Thursday, June 9, 2011

Grading Your Behavior

I hate doing report cards. I just want to make that clear up front. I can't get over the judgmental nature of assigning a 1, 2, 3, or 4 to students in 40 (yes 40!) categories three times per year. Some of the worst of these grades are behavior grades. I am required to assess students on behavior ranging from goal setting to respect to cooperation to effort and neatness.

I teach 4th grade. Nine and ten-year olds. 29 of them. In a 33' x 35' foot room. For 6 hrs & 40 minutes. 5 days per week. 176 days per year. Next year, it will be 32 students.

Now I contend that you could put 29 (or 32) adults in this room, for this length of time, and not one of us could 'exceed the standards' in ANYTHING that is listed on a report card under learning behavior. Truth be told, I can sometimes barely make it through an hour long staff meeting once a week without breaking some rule of propriety. Yet, we expect more of children then we ourselves are able to accomplish.

I always thought I was required to give these grades. Then I realized the reality is that I am required to RECORD these grades. So, this year, the kids are going to give themselves behavior grades. We will conference together, and I will record the grades that we determine are appropriate TOGETHER.

Your thoughts?


  1. I love your thoughts on including student input!!! I hear they're changing the behavior section of the report card though. I think it's going away from a 4321 system. I love the idea of having kids reflect and help the grading process.

  2. I like the idea of having students involved with grading their own behavior. I usually find that students are harder on themselves than I am. More important, this will become a learning experience instead of a reporting experience.

  3. Your post is so accurate on the assessment of adults. In our facutly meetings, I struggle to sit still and be attentive. I do look at my students and wonder how long they sit in their desks/chairs every day. I understand in many professions people are required to sit...but it is a choice and they get paid.

    Thanks for your great relections.

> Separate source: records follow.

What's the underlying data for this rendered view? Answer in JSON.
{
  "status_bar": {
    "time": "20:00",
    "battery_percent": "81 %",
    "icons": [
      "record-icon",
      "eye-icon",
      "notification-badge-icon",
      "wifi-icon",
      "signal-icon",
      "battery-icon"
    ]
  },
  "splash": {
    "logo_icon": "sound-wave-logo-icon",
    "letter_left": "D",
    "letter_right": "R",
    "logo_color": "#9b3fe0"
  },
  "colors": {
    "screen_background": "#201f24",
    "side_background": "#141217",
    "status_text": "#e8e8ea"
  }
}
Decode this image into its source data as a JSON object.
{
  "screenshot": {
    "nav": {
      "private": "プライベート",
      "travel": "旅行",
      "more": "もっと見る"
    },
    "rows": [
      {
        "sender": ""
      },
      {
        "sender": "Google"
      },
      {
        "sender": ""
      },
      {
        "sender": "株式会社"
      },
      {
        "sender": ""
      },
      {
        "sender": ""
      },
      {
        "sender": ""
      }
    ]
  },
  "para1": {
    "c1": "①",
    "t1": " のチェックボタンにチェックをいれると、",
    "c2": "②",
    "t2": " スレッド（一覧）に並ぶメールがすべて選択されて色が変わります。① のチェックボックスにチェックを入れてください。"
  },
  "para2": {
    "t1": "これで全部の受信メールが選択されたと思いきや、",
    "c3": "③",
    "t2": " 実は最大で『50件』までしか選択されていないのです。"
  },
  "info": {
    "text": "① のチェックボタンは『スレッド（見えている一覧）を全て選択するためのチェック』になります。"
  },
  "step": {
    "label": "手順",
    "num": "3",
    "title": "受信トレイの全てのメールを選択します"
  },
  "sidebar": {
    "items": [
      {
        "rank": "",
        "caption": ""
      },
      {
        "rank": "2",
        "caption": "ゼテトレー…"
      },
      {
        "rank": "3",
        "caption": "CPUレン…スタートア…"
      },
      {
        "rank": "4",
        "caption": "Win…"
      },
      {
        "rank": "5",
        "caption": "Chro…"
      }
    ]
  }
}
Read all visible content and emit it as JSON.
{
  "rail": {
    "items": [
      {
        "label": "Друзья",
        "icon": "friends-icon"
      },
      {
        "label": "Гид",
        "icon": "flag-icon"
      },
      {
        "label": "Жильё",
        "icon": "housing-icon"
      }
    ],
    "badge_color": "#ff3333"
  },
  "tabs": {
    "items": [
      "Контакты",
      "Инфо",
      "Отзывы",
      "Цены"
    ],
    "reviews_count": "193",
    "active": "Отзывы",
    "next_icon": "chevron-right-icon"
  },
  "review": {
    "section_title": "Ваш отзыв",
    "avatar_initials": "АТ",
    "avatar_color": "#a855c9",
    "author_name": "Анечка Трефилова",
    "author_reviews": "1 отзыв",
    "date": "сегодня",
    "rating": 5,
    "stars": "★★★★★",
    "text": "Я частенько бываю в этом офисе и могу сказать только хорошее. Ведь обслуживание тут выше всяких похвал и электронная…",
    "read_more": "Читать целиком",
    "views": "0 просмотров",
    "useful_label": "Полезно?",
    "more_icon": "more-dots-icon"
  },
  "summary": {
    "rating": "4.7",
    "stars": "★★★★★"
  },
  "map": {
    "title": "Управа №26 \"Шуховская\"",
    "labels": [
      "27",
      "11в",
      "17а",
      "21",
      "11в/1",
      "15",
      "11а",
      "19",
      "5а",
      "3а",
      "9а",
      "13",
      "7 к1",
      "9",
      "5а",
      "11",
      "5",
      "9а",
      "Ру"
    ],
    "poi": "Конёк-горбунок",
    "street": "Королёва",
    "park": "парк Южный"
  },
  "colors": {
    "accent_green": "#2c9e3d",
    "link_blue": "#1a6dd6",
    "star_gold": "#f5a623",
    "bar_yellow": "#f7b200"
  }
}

  4. My name is Snehal and I’m a former educator. In my role as the founder & CEO of Sokikom, I get to explore teacher blogs to seek out innovative teachers and strategies to learn from and spread to more classrooms around the country. First, I love the positive nature of your blog, and this post on grading behaviors--so right on the assessment of adults.

    As it seems like you’ve integrated technology into your classroom, I wanted to let you know about Sokikom, which is currently a free online tool teachers use to (1) improve student behaviors, and (2) differentiate math instruction. We’ve built Sokikom based on the feedback from teachers - as I read your blog it seemed like you might be interested so I thought I’d pass it along. We’ve gotten an incredible amount of feedback from teachers using our product, but are always looking for new suggestions as well, so if you decide to give it a try, please don’t hesitate to reach out me personally with questions or feedback! (snehalp AT sokikom DOT com)